A. You knew me as Senior Vice President and Chief Diversity Officer at AXA. But prior to that I was a Principal at PricewaterhouseCoopers with responsibility for the Diversity and Inclusion consulting practice. Before that I was co-leader of the Diversity and Inclusion consulting practice at Towers Perrin. In my consulting roles, I advised on the development of several of the most successful diversity and inclusion programs in corporate America. Among the companies that I advised were trailblazers that include JP Morgan Chase, PepsiCo, TD Bank, Moody’s and Sony.
What allowed these and some other companies to get it right was their understanding from the earliest stages that diversity and inclusion was not a stand-alone, short-term project. These organizations understood that in a changing world, diversity and inclusion was a key business imperative that would need to become a permanent and valued part of their corporate DNA. They rejected the flavor of the month, paint by the numbers approach to diversity, and thoughtfully explored ways to embed diversity and inclusion in their culture.
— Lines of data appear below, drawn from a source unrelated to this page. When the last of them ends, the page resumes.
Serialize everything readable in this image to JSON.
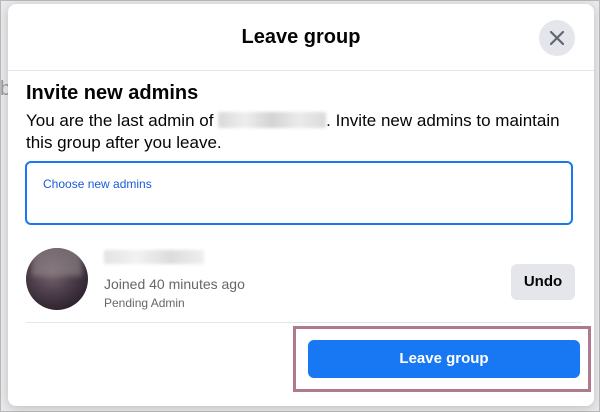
{
  "dialog": {
    "title": "Leave group",
    "close_icon": "close-icon"
  },
  "invite": {
    "title": "Invite new admins",
    "desc_before": "You are the last admin of ",
    "desc_after": ". Invite new admins to maintain this group after you leave.",
    "input_placeholder": "Choose new admins"
  },
  "member": {
    "joined": "Joined 40 minutes ago",
    "status": "Pending Admin",
    "undo_label": "Undo"
  },
  "footer": {
    "leave_label": "Leave group"
  },
  "colors": {
    "accent": "#1877f2",
    "highlight_border": "#b07a8e"
  }
}
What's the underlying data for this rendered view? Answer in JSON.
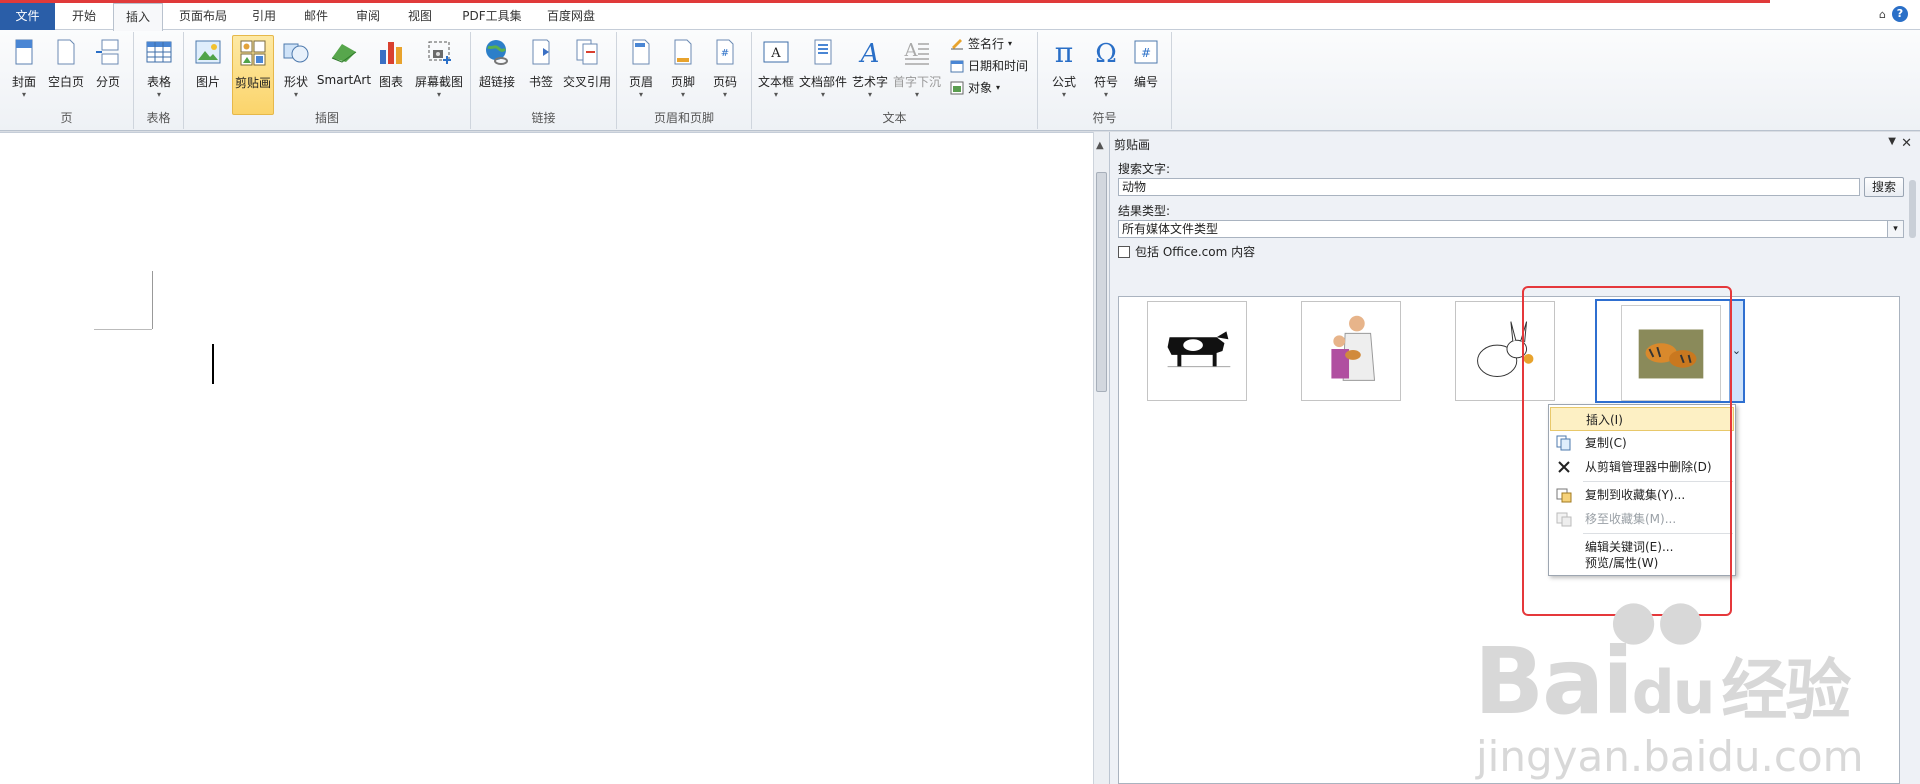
{
  "tabs": {
    "file": "文件",
    "items": [
      "开始",
      "插入",
      "页面布局",
      "引用",
      "邮件",
      "审阅",
      "视图",
      "PDF工具集",
      "百度网盘"
    ],
    "active": "插入"
  },
  "ribbon": {
    "groups": {
      "page": "页",
      "table": "表格",
      "illustrations": "插图",
      "links": "链接",
      "header_footer": "页眉和页脚",
      "text": "文本",
      "symbols": "符号"
    },
    "buttons": {
      "cover": "封面",
      "blank_page": "空白页",
      "page_break": "分页",
      "table": "表格",
      "picture": "图片",
      "clipart": "剪贴画",
      "shapes": "形状",
      "smartart": "SmartArt",
      "chart": "图表",
      "screenshot": "屏幕截图",
      "hyperlink": "超链接",
      "bookmark": "书签",
      "cross_ref": "交叉引用",
      "header": "页眉",
      "footer": "页脚",
      "page_number": "页码",
      "textbox": "文本框",
      "quick_parts": "文档部件",
      "wordart": "艺术字",
      "dropcap": "首字下沉",
      "signature": "签名行",
      "datetime": "日期和时间",
      "object": "对象",
      "equation": "公式",
      "symbol": "符号",
      "number": "编号"
    }
  },
  "pane": {
    "title": "剪贴画",
    "search_label": "搜索文字:",
    "search_value": "动物",
    "search_button": "搜索",
    "results_label": "结果类型:",
    "results_value": "所有媒体文件类型",
    "include_label": "包括 Office.com 内容",
    "include_checked": false
  },
  "context_menu": {
    "items": [
      {
        "label": "插入(I)",
        "state": "highlighted"
      },
      {
        "label": "复制(C)",
        "state": "normal"
      },
      {
        "label": "从剪辑管理器中删除(D)",
        "state": "normal"
      },
      {
        "label": "复制到收藏集(Y)...",
        "state": "normal"
      },
      {
        "label": "移至收藏集(M)...",
        "state": "disabled"
      },
      {
        "label": "编辑关键词(E)...",
        "state": "normal"
      },
      {
        "label": "预览/属性(W)",
        "state": "normal"
      }
    ]
  },
  "watermark": {
    "brand": "Bai",
    "brand2": "du",
    "cn": "经验",
    "url": "jingyan.baidu.com"
  },
  "colors": {
    "accent": "#2a5ea8",
    "highlight_box": "#e5383b",
    "selected_button": "#fbd46b"
  }
}
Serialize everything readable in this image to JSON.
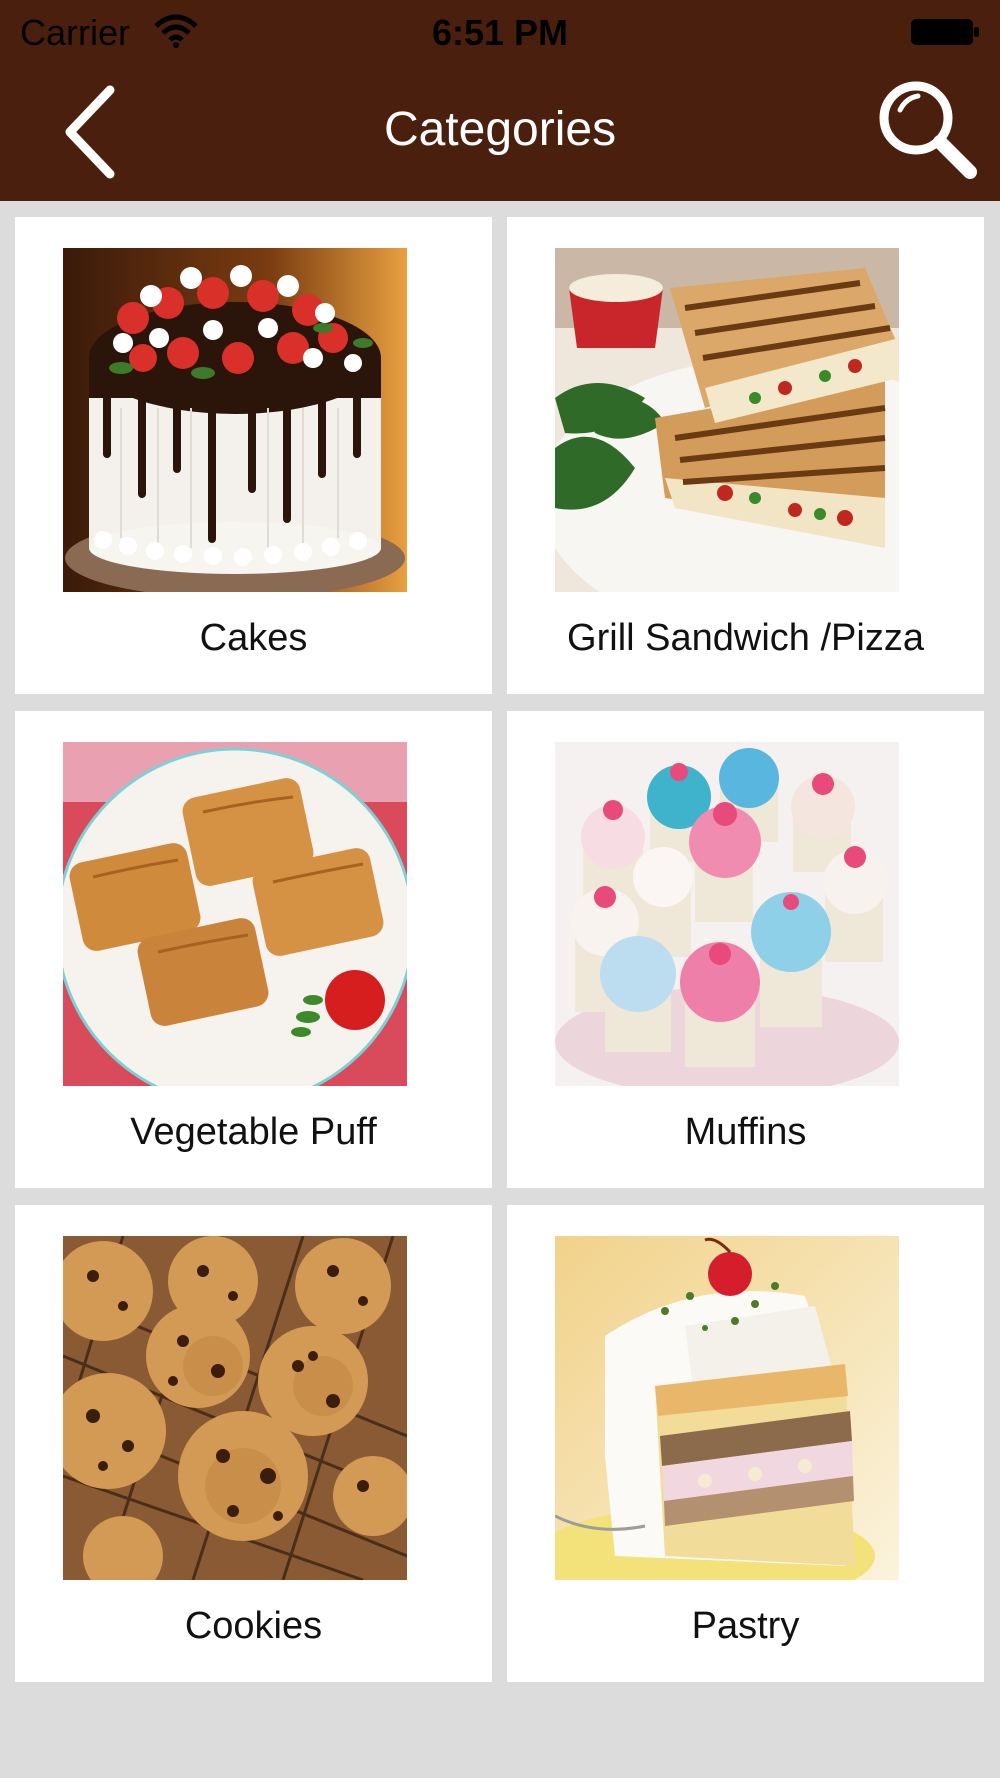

Part of a company’s narrative should show how diversity and inclusion has impacted their business successes. The companies that struggle with their diversity and inclusion initiatives take a cosmetic approach, such as serving ethnic foods during Black, Hispanic or Asian history months. But these companies refuse to recognize the connection of diversity and inclusion in the business of their businesses.
Q. For companies that are struggling with putting in place effective diversity and inclusion narratives and initiatives, what are three things you would ask them to do in the more immediate term?
A. Three things that companies struggling with D&I initiatives must do are:
1. Answer the question of why you are embarking on the D&I journey.
2. Determine if there is a C-Suite champion or champions for a D&I initiative.
3. Figure out what the future state is that you desire to achieve through a D&I initiative. Then perform a gap analysis of your current state versus your desired future state in order to develop action plans.
In conversations about diversity and education, my sons’ and niece’s voices reign supreme in my head. “We are being saddled with large debt to mis-educate us. Then when we leave college, we have to scramble to find meaningful, well-paying work.” In watching them navigate their lives, I admire their trial-and-error mentality – a confidence I did not possess at their age. Like one son’s stint in Ohio in food service where he culled the positives from working in a town where people had had no previous interactions with African Americans until he arrived. And my other son, first in Hawaii, assisting ocean scientists with coral restoration, now in Daytona Beach living and working in a bastion of White life and serving the blind population. For her part, my niece started her own gig to help address food insecurity in the U.S. Virgin Islands – a problem that rears its ugly head every hurricane season, when boats with needed food cannot dock in the islands’ ports – and to assist local farmers as they aim to bring locally grown crops to market. I am inordinately proud and do think of them as saviors among their generation and as awesome descendants of Africans.
One can only hope that these new initiatives to promote diversity, equity and inclusion in the corporate sector, the arts, the nonprofit world, as well as educational institutions, are sincere, heartfelt moves that will ultimately be successful and make a difference sooner rather than later. Maybe I’m naïve, but in this current moment of unprecedented societal reexamination, I know that I for sure look forward to a more inclusive America.
Thank you Ellie Meek Tweedy, Editor
Images credit: Google archives